- Rotator cuff injuries
- Carpal tunnel syndrome
- Sprains, strains, and tears
Because WMSDs affect the muscles, nerves, and tendons, you may be at risk for neck injuries, nerve damage, and back problems.
In 2014, the Bureau of Labor Statistics (BLS) found that the industries with the highest WMSD rates are construction, health care, retail and wholesale trade, transportation, and warehousing. In fact, WMSDs are a major contributor to missed or limited work time. Regardless of what industry you work in, your employer is responsible for providing a healthy and safe workplace. Applying ergonomic principles and reducing WMSDs is a win-win situation for both you and your employer.
How Can Musculoskeletal Disorders Be Prevented in the Workplace?
Workers in a variety of occupations and industries are exposed to potential WMSDs at work, including working in awkward body postures, lifting heavy items, reaching overhead, bending, performing the same or similar tasks repetitively, and pulling and pushing heavy loads. Exposure to these known risk factors for WMSDs increases your risk of injury. The good news is that it is possible to prevent WMSDs. For instance, fitting the job to you instead of the other way around helps lessen muscle fatigue, increase productivity, and reduce WMSDs. You might recognize some of these employee programs that are becoming more frequently offered in the workplace:
- Healthy behavior programs, including nutrition, tobacco use, physical activity, and alcohol and substance misuse
- Health screening for blood pressure, obesity, cancer, diabetes, and cholesterol
- Mental health and depression screening and support programs
- Immunizations for the flu and pneumonia
Workplace health programs are basic investments in human resources, similar to other employee development programs such as training or mentoring.
What Are the Steps to Protect Workers From WMSDs?
It’s a simple fact: Putting an ergonomic process in place reduces the risk of WMSDs. While the process may seem daunting at first, steps just need to be taken to get the program started. Here are some essential elements of an ergonomic workplace health program:
- Provide management support. Management should establish and implement distinct goals and objectives for the ergonomic plan.
- Involve everyone. A participatory ergonomic approach enables everyone to provide valuable information about risks in the workplace.
- Provide training. Training ensures proper education of the benefits of ergonomics and the value of reporting early symptoms of WMSDs.
- Identify problems. It is crucial to recognize and evaluate ergonomic issues in the workplace before they result in WMSDs.
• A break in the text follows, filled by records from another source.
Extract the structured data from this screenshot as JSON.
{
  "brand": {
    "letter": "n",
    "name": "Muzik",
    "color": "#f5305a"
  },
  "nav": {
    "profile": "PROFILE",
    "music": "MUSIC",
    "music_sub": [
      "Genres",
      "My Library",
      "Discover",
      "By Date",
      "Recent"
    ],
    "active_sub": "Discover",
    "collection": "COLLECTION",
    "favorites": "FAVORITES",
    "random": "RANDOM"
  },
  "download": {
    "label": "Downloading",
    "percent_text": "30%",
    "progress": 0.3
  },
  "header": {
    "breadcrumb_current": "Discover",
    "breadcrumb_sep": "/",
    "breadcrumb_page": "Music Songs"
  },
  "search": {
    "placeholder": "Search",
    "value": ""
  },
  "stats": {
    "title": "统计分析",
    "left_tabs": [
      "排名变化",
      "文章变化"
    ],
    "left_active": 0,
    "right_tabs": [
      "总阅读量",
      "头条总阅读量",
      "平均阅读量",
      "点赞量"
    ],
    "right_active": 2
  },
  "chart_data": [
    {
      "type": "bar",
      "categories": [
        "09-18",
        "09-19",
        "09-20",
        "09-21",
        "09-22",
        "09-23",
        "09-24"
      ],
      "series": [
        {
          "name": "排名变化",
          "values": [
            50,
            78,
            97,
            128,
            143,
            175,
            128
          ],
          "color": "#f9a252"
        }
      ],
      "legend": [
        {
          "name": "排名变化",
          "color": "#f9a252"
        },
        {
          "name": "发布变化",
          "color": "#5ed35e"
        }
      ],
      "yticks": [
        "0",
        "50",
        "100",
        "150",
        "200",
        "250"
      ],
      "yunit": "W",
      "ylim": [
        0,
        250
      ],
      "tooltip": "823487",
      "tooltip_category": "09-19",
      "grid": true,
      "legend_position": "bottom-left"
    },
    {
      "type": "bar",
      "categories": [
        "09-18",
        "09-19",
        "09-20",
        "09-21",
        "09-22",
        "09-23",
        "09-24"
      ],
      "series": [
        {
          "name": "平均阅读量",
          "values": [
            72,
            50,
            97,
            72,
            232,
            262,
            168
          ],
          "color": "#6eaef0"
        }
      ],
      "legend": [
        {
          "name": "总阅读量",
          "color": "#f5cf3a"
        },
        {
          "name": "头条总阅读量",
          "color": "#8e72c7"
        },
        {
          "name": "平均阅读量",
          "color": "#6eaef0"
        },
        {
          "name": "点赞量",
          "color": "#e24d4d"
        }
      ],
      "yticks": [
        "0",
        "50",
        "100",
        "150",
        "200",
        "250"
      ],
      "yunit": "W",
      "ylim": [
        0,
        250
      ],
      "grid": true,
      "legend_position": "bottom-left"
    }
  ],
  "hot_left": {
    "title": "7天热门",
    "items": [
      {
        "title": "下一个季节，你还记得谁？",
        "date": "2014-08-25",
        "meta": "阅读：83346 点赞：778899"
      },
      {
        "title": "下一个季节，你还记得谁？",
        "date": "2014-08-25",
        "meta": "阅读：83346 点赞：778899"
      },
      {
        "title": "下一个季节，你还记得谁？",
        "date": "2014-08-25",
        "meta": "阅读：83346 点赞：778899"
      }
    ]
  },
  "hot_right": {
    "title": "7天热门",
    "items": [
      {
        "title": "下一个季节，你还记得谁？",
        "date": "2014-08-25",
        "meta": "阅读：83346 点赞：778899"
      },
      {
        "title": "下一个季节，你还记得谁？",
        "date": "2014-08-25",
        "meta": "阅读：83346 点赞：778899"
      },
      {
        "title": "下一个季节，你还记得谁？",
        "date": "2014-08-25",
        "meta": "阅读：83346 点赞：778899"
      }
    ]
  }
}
- Encourage reporting of WMSD symptoms. Early reporting can expedite the improvement method and help reduce or prevent the development of serious injuries, the progression of symptoms, and subsequent lost work time.
- Implement solutions. Multiple solutions exist for reducing, controlling, or eliminating workplace MSDs.
- Evaluate progress. As an ergonomic process develops, assessments should involve deciding if the goals have been met to help determine the success of the ergonomic solutions.
Regardless of which interventions are selected, using combinations can address several health issues at the same time.
It’s in everyone’s best interest, both you and your employer, to apply ergonomics in the workplace, because poor working conditions result in physical aches and pains and have an adverse impact on your productivity. Some employers may even take the extra step to consult directly with a professional ergonomics specialist to analyze distinct working conditions and make recommendations. A partnership with the professionals, employers, and staff can help redesign the workplace to meet the needs of every employee.
Implementing an ergonomic plan doesn’t have to be an expensive endeavor. There are countless low-cost interventions for small and medium-sized companies without extensive resources to dedicate to employee health. For instance, awareness of your work environment is as essential as gaining control over your surroundings, such as adjusting lighting levels and obtaining user-friendly chairs. Control and information go a long way to decreasing stress levels. The end result is an enhanced return on investment for your health and your employer’s bottom line.